Written in response to this month’s Special Challenge.

Living in an Artefact

Sinking into a canvas, holding on
for ever to the writing on the wall;
speed-crafted letters outlined in black jab
at the world’s scathing eyes that don’t bother
to read. This is me, the remnant at home
with her walls, growing in a chair, a weed,
unkempt, unwanted and pestilential.
I know where everything is, extending
grabber supports my freedom to just sit
through action – exorcising exercise.
I’m in training for the long death, losing
mindfulness; living statues in tourist
season perfect this view of life, pull in
coin…live to pay the piper and the bills.
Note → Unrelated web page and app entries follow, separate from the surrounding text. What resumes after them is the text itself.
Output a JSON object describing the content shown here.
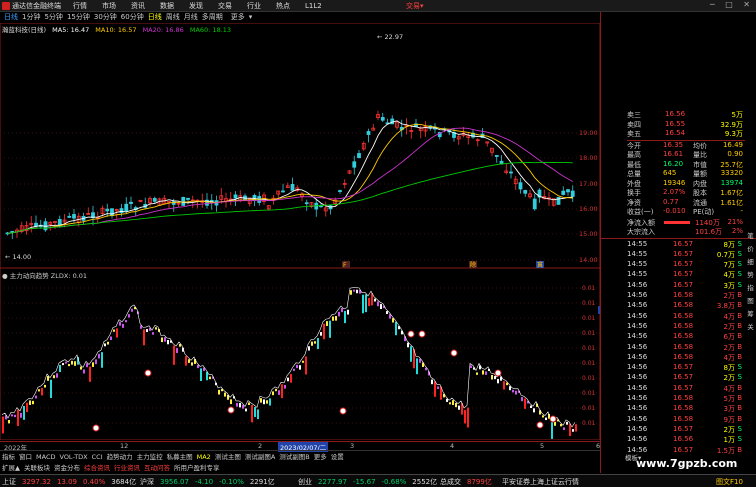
{
  "titlebar": {
    "app_name": "通达信金融终端",
    "menu": [
      "行情",
      "市场",
      "资讯",
      "数据",
      "发现",
      "交易",
      "行业",
      "热点",
      "L1L2"
    ],
    "trade_label": "交易",
    "menu_arrow": "▾",
    "window_controls": "─ □ ✕"
  },
  "periodbar": {
    "items": [
      "日线",
      "1分钟",
      "5分钟",
      "15分钟",
      "30分钟",
      "60分钟",
      "日线",
      "周线",
      "月线",
      "多周期",
      "更多"
    ],
    "active_index": 6,
    "marker": "▾"
  },
  "main_chart": {
    "stock_label": "瀚蓝科技(日线)",
    "ma_legend": [
      {
        "label": "MA5: 16.47",
        "color": "#ffffff"
      },
      {
        "label": "MA10: 16.57",
        "color": "#ffcc00"
      },
      {
        "label": "MA20: 16.86",
        "color": "#cc33cc"
      },
      {
        "label": "MA60: 18.13",
        "color": "#00cc00"
      }
    ],
    "price_axis": [
      "19.00",
      "18.00",
      "17.00",
      "16.00",
      "15.00",
      "14.00"
    ],
    "annotation_high": "22.97",
    "annotation_low": "14.00",
    "event_markers": [
      "F",
      "除",
      "冀"
    ],
    "colors": {
      "up": "#ff3333",
      "down": "#33ccdd",
      "ma5": "#ffffff",
      "ma10": "#ffcc00",
      "ma20": "#cc33cc",
      "ma60": "#00cc00"
    }
  },
  "sub_chart": {
    "legend": "● 主力动向趋势  ZLDX: 0.01",
    "axis_labels": [
      "0.01",
      "0.01",
      "0.01",
      "0.01",
      "0.01",
      "0.01",
      "0.01",
      "0.01",
      "0.01",
      "0.01"
    ],
    "cursor_label": "0.01"
  },
  "date_axis": {
    "labels": [
      "2022年",
      "12",
      "2",
      "3",
      "4",
      "5",
      "6"
    ],
    "cursor": "2023/02/07/二"
  },
  "indicator_tabs": [
    "指标",
    "窗口",
    "MACD",
    "VOL-TDX",
    "CCI",
    "趋势动力",
    "主力监控",
    "私募主图",
    "MA2",
    "测试主图",
    "测试副图A",
    "测试副图B",
    "更多",
    "设置"
  ],
  "indicator_active": "MA2",
  "ext_tabs": [
    {
      "label": "扩展▲",
      "red": false
    },
    {
      "label": "关联板块",
      "red": false
    },
    {
      "label": "资金分布",
      "red": false
    },
    {
      "label": "综合资讯",
      "red": true
    },
    {
      "label": "行业资讯",
      "red": true
    },
    {
      "label": "互动问答",
      "red": true
    },
    {
      "label": "所用户盈利专享",
      "red": false
    }
  ],
  "quote_panel": {
    "sell_levels": [
      {
        "label": "卖三",
        "price": "16.56",
        "vol": "5万"
      },
      {
        "label": "卖四",
        "price": "16.55",
        "vol": "32.9万"
      },
      {
        "label": "卖五",
        "price": "16.54",
        "vol": "9.3万"
      }
    ],
    "stats": [
      {
        "l1": "今开",
        "v1": "16.35",
        "l2": "均价",
        "v2": "16.49"
      },
      {
        "l1": "最高",
        "v1": "16.61",
        "l2": "量比",
        "v2": "0.90"
      },
      {
        "l1": "最低",
        "v1": "16.20",
        "l2": "市值",
        "v2": "25.7亿"
      },
      {
        "l1": "总量",
        "v1": "645",
        "l2": "量额",
        "v2": "33320"
      },
      {
        "l1": "外盘",
        "v1": "19346",
        "l2": "内盘",
        "v2": "13974"
      },
      {
        "l1": "换手",
        "v1": "2.07%",
        "l2": "股本",
        "v2": "1.67亿"
      },
      {
        "l1": "净资",
        "v1": "0.77",
        "l2": "流通",
        "v2": "1.61亿"
      },
      {
        "l1": "收益(一)",
        "v1": "-0.010",
        "l2": "PE(动)",
        "v2": "-"
      }
    ],
    "flows": [
      {
        "label": "净流入额",
        "value": "1140万",
        "pct": "21%"
      },
      {
        "label": "大宗流入",
        "value": "101.6万",
        "pct": "2%"
      }
    ],
    "ticks": [
      {
        "time": "14:55",
        "price": "16.57",
        "vol": "8万",
        "bs": "S"
      },
      {
        "time": "14:55",
        "price": "16.57",
        "vol": "0.7万",
        "bs": "S"
      },
      {
        "time": "14:55",
        "price": "16.57",
        "vol": "7万",
        "bs": "S"
      },
      {
        "time": "14:55",
        "price": "16.57",
        "vol": "4万",
        "bs": "S"
      },
      {
        "time": "14:56",
        "price": "16.57",
        "vol": "3万",
        "bs": "S"
      },
      {
        "time": "14:56",
        "price": "16.58",
        "vol": "2万",
        "bs": "B"
      },
      {
        "time": "14:56",
        "price": "16.58",
        "vol": "3.8万",
        "bs": "B"
      },
      {
        "time": "14:56",
        "price": "16.58",
        "vol": "4万",
        "bs": "B"
      },
      {
        "time": "14:56",
        "price": "16.58",
        "vol": "2万",
        "bs": "B"
      },
      {
        "time": "14:56",
        "price": "16.58",
        "vol": "6万",
        "bs": "B"
      },
      {
        "time": "14:56",
        "price": "16.58",
        "vol": "2万",
        "bs": "B"
      },
      {
        "time": "14:56",
        "price": "16.58",
        "vol": "4万",
        "bs": "B"
      },
      {
        "time": "14:56",
        "price": "16.57",
        "vol": "8万",
        "bs": "S"
      },
      {
        "time": "14:56",
        "price": "16.57",
        "vol": "2万",
        "bs": "S"
      },
      {
        "time": "14:56",
        "price": "16.57",
        "vol": "4万",
        "bs": "B"
      },
      {
        "time": "14:56",
        "price": "16.58",
        "vol": "5万",
        "bs": "B"
      },
      {
        "time": "14:56",
        "price": "16.58",
        "vol": "3万",
        "bs": "B"
      },
      {
        "time": "14:56",
        "price": "16.58",
        "vol": "9万",
        "bs": "B"
      },
      {
        "time": "14:56",
        "price": "16.57",
        "vol": "2万",
        "bs": "S"
      },
      {
        "time": "14:56",
        "price": "16.56",
        "vol": "1万",
        "bs": "S"
      },
      {
        "time": "14:56",
        "price": "16.57",
        "vol": "1.5万",
        "bs": "B"
      }
    ],
    "side_tabs": [
      "笔",
      "价",
      "细",
      "势",
      "指",
      "图",
      "筹",
      "关"
    ],
    "bottom_tabs": [
      "模板",
      "▾"
    ]
  },
  "statusbar": {
    "items": [
      {
        "label": "上证",
        "value": "3297.32",
        "chg": "13.09",
        "pct": "0.40%",
        "amt": "3684亿",
        "up": true
      },
      {
        "label": "沪深",
        "value": "3956.07",
        "chg": "-4.10",
        "pct": "-0.10%",
        "amt": "2291亿",
        "up": false
      },
      {
        "label": "创业",
        "value": "2277.97",
        "chg": "-15.67",
        "pct": "-0.68%",
        "amt": "2552亿",
        "up": false
      },
      {
        "label": "总成交",
        "value": "8799亿",
        "chg": "",
        "pct": "",
        "amt": "",
        "up": true
      }
    ],
    "feed_label": "平安证券上海上证云行情",
    "right_label": "图文F10"
  },
  "watermark": "www.7gpzb.com"
}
Irene Cunningham’s recent publications: Picaroon, South Bank Poetry, I am not a Silent Poet, Riggwelter, The Lake, Multiverse, Blue Nib, Visual Verse, Strix. She thinks about the outside world but isn’t often there. Nominated for The Pushcart Prize 2019.

One Poem by Derek Brown

Deborah Kerr

One more age of possibility,
the undying hour of never.
The lost man awaits his bus,
mutters to himself “Oh Mother”.

I’m in love with Deborah Kerr,
she’s been dead for years.
The priest beside his church
recounts a row of tears.

I lose my memory of forgetting,
the starlings rise once more,
to their own solidity,
above the discount store

and the dormant Christmas lights
and the automatic trees.
A strange determination
sails the late November breeze.

In the tearoom’s frozen window
David Niven holds his watch,
his eyes say time is dead,
in a way it always was.

Interminable announcements,
declarations in reverse,
I stand beside those things
I sense cannot disperse.

And piercing through them all;
the vulgarity of grace,
the coarseness of beauty,
salvation’s painted face.


Derek Brown was born and raised in Glasgow, Scotland. He has previously been published in various New Voices Press anthologies, Omphalos Issue 12, Amethyst Review and Nine Muses Poetry.